Task details: Which lines below contain the word "medium"? Copy each one.

Data:
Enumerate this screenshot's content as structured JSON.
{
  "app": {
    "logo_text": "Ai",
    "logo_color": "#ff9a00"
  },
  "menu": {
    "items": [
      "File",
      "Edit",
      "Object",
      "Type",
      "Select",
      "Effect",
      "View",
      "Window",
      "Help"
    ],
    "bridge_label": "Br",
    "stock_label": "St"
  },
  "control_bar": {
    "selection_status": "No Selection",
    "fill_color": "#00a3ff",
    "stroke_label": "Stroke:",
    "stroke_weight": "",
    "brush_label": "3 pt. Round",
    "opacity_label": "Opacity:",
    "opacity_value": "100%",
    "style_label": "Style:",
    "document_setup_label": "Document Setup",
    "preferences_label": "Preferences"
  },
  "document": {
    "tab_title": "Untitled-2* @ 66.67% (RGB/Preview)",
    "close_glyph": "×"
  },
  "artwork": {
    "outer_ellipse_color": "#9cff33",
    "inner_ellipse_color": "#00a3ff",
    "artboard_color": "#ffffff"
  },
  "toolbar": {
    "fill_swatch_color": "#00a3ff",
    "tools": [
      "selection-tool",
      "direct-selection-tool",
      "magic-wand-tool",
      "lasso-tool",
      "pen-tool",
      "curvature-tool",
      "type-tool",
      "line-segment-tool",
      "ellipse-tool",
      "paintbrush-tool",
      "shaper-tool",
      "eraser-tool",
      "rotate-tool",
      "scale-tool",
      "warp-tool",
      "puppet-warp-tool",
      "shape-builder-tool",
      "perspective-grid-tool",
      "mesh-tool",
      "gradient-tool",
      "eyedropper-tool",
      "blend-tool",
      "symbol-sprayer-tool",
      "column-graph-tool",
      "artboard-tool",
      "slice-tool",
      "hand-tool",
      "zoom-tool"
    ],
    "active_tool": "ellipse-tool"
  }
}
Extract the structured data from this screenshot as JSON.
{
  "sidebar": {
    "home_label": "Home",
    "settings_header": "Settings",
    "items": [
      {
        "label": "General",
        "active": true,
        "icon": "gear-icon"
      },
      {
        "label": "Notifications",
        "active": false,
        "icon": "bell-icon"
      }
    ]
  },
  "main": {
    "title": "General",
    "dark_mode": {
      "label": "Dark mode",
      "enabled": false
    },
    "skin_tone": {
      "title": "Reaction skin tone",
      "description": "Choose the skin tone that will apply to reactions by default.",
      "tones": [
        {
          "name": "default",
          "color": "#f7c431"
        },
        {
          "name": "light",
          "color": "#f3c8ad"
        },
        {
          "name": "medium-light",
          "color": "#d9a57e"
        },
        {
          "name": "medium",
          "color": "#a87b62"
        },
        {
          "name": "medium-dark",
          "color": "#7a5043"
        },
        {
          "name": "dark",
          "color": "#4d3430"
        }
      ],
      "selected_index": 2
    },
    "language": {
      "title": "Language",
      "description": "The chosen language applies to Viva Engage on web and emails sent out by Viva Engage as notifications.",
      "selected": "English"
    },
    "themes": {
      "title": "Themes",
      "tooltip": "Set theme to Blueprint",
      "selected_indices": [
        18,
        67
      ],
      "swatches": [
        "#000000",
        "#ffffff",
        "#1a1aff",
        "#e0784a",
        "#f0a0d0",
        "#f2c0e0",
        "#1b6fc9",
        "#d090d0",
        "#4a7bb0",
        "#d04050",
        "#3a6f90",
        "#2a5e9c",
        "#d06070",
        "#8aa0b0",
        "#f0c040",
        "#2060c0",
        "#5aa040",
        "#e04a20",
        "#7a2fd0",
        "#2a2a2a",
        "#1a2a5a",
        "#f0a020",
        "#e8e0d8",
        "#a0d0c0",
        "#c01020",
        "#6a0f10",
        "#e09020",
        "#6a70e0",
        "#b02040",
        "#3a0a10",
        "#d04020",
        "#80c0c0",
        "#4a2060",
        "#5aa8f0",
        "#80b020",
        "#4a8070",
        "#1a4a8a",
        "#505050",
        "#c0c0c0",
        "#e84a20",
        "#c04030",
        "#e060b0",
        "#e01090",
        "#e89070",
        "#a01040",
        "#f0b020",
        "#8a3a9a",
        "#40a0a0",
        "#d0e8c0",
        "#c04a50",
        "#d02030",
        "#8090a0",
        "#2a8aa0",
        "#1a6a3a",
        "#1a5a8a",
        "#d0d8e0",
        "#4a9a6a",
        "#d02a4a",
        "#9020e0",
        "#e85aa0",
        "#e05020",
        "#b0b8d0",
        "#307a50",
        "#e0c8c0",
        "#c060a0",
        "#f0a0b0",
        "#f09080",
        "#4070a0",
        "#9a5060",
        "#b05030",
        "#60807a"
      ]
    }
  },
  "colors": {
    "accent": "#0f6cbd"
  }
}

Answer to this problem:
          "name": "medium-light",
          "name": "medium",
          "name": "medium-dark",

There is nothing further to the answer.